Following our previous blog post, we are still looking at tools for collecting metrics from an Openstack deployment in order to understand its resource utilization. Although Monasca has a comprehensive set of metrics and alarm definitions, the complex installation process combined with a lack of documentation makes it a frustrating experience to get it up and running. Further, although it is complex, with many moving parts, it was difficult to configure it to obtain the analysis we wanted from the raw data, viz how many of our servers are overloaded over different timescales in different respects (cpu, memory, disk io, network io). For these reasons we decided to try Prometheus with Grafana which turned out to be much easier to install and configure (taking less than an hour to set up!). This blog post covers the installation process and configuration of Prometheus and Grafana in a Docker container and how to install and configure Canonical’s Prometheus Openstack exporter to collect a small set of metrics related to an Openstack deployment.
In one of our projects we are making contributions to an Openstack project called Watcher, this project focuses on optimizing resource utilization of a cloud according to a given strategy. As part of this work it is important to understand the resource utilization of the cloud beforehand in order to make a meaningful contribution. This requires collection of metrics from the system and processing them to understand how the system is performing. The Ceilometer project was our default choice for collecting metrics in an Openstack deployment but as work has evolved we are also exploring alternatives – specifically Monasca. In this blog post I will cover my personal experience installing Monasca (which was more challenging than expected) and how we hacked the monasca/demo docker image to connect it to our Openstack deployment. Continue reading
In a previous series of blog posts (1, 2, 3), we have discussed how to install Monasca to monitor OpenStack, how to create alarms based on specific events happening in the monitored system, and how to setup notifications when any of these alarms are triggered.
Going further, in the context of the Cloud Orchestration initiative and the Hurtle framework, we go further by using Monasca to detect events in orchestrated applications and perform callbacks to the orchestrator so it can react to events. The motivation behind this is provide hurtle with processes able to perform continuous health management of any orchestrated application.
While initially designed to monitor the Cloud itself, it is easy to install the monasca agent on any platform, making it simple to monitor deployed VMs behaviour. Continue reading
Today marks the release of Watchtower v1.0.0. Watchtower is a Cloud Incident Management solution that we, the ICCLab, have been working on. It has been developed as part of the initiative with the same name primarily by Victor Munteanu. Continue reading
In this final part of the tutorial we will verify that all things are working properly.
Because of the large number of moving components the norm is that things will go wrong. Code changes daily both in Monasca and in Openstack and quite often things need further adjusting.
As a general rule, in case a component is misbehaving, change logging from INFO to DEBUG in /etc/monasca and restart the component. The look at the logs in /var/log/monasca and see what is wrong. For Thresh / Storm, logs can be found in /opt/storm/current/logs
In this part of the tutorial, we will install and configure all Monasca components.

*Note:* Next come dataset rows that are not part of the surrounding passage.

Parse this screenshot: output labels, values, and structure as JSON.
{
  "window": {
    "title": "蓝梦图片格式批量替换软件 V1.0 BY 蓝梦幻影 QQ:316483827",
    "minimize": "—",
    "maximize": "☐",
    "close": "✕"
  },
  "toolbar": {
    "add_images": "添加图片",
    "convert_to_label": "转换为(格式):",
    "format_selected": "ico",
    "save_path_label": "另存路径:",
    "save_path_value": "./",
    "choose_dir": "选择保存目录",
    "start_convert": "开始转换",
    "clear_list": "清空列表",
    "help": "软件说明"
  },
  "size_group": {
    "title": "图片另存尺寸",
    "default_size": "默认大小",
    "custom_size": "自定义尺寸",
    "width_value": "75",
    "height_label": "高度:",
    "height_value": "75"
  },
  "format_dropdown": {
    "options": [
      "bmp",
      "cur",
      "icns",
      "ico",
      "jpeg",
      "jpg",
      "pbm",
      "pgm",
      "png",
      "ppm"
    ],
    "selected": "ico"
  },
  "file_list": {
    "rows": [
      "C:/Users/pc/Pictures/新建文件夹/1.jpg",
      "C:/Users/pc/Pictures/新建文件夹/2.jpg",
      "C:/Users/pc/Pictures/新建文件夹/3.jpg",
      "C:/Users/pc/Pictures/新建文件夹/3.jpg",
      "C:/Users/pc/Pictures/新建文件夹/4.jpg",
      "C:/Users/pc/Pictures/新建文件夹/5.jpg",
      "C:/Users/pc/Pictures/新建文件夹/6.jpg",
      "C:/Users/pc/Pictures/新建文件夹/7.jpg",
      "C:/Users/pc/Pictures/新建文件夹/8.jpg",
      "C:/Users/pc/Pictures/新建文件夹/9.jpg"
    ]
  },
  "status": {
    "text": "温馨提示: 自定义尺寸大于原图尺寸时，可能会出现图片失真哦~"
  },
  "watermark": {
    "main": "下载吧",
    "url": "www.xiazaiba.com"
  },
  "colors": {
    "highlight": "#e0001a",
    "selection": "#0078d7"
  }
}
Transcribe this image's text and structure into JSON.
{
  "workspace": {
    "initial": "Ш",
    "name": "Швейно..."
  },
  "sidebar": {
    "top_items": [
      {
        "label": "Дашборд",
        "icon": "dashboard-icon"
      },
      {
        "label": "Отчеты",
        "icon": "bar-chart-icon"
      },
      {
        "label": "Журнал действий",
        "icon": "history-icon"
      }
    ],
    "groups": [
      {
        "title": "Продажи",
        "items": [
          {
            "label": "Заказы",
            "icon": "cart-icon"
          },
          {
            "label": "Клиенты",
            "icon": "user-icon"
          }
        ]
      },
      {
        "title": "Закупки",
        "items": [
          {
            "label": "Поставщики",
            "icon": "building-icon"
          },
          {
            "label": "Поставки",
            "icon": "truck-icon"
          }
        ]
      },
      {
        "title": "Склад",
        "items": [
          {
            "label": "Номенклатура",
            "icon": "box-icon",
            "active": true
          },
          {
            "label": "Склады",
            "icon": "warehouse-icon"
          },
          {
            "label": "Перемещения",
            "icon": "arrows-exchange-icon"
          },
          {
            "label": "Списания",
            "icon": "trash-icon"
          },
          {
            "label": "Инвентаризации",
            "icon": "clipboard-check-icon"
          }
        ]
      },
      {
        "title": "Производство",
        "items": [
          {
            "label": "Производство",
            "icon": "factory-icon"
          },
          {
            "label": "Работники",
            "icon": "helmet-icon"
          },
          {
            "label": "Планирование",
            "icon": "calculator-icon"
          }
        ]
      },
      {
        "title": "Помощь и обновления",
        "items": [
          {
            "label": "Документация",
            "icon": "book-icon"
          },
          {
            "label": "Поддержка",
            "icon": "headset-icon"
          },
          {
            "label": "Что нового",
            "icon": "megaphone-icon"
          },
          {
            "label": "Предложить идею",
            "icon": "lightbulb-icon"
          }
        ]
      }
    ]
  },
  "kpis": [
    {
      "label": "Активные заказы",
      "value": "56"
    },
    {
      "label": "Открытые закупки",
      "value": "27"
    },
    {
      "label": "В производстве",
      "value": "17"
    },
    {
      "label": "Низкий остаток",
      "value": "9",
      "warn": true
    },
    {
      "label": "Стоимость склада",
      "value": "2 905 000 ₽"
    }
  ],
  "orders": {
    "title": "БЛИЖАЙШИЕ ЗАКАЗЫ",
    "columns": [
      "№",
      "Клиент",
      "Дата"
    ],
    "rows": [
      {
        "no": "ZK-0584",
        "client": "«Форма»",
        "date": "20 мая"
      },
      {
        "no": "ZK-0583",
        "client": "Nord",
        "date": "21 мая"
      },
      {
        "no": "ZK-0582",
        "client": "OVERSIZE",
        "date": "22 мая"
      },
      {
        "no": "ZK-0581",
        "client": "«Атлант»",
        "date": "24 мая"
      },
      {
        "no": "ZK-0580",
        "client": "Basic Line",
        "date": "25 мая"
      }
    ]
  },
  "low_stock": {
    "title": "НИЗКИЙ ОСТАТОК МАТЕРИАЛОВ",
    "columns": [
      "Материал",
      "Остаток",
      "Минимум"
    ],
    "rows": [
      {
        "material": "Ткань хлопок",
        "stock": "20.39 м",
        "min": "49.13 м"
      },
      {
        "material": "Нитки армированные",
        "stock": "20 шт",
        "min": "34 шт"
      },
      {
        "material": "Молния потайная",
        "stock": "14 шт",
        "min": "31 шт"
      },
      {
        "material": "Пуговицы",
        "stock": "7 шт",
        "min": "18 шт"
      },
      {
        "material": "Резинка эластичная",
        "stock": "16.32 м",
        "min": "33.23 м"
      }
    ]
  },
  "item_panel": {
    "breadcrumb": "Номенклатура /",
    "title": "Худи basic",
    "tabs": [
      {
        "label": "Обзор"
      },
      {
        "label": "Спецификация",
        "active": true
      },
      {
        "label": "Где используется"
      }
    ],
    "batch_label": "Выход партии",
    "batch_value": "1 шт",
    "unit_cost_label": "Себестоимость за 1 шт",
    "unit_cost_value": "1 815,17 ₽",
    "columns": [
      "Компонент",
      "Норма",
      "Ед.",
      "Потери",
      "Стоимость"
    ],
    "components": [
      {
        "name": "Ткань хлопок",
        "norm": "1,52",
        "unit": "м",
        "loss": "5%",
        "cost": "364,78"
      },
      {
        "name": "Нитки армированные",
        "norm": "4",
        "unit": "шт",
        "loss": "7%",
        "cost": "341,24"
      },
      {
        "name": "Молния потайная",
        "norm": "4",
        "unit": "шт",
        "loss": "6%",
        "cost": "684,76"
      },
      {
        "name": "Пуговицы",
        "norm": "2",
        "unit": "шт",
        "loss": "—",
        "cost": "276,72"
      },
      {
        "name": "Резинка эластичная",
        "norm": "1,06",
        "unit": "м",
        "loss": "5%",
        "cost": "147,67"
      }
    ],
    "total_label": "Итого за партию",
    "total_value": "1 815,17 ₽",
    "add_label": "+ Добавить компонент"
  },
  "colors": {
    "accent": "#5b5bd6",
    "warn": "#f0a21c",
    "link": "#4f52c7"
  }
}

In my previous blog post I covered my initial impressions on Monasca. In the following trilogy I will cover its installation, setup, and testing. The installation will be performed for the Java version of Monasca, as some components have both Java and Python code available. For those which only need a quick local setup best would be to use the vagrant setup found here.
The installation will be performed on Ubuntu 14.04 and will be split into 3 posts. The first one (this one) will cover dependency installation and configuration, the next one will cover Monasca’s installation and configuration, and the final one will cover the testing of the whole setup.
One of the focuses of the Cloud Incident Management research initiative are Monitoring as a Service solutions as they provide the building blocks for incident detection and resolution. As such, part of the work carried throughout the initiative was on identifying good, maintainable, monitoring solutions which can be easily adapted and integrated into a greater incident management architecture. The current blog post tries to cover Monasca showing the good, the bad and the ugly.
Monasca is a Monitoring as a Service solution which comes from HP and Rackspace: it focuses on providing a complete monitoring solution for Openstack. Monasca is an open source solution designed to be highly scalable, performant and fault-tolerant for a multi-tenant environment. It features a RESTful API though which one can interact with the system in order to query it or send metrics for processing.
The solution monitors both the Openstack Infrastructure as well as the VMs which run on it. Further, it can be easily integrated with Rackspace’s Stacktach which forwards all Openstack events coming from its different components to be processed by Monasca. Additionally, the primary authentication mechanism it uses as well as service catalog is Keystone.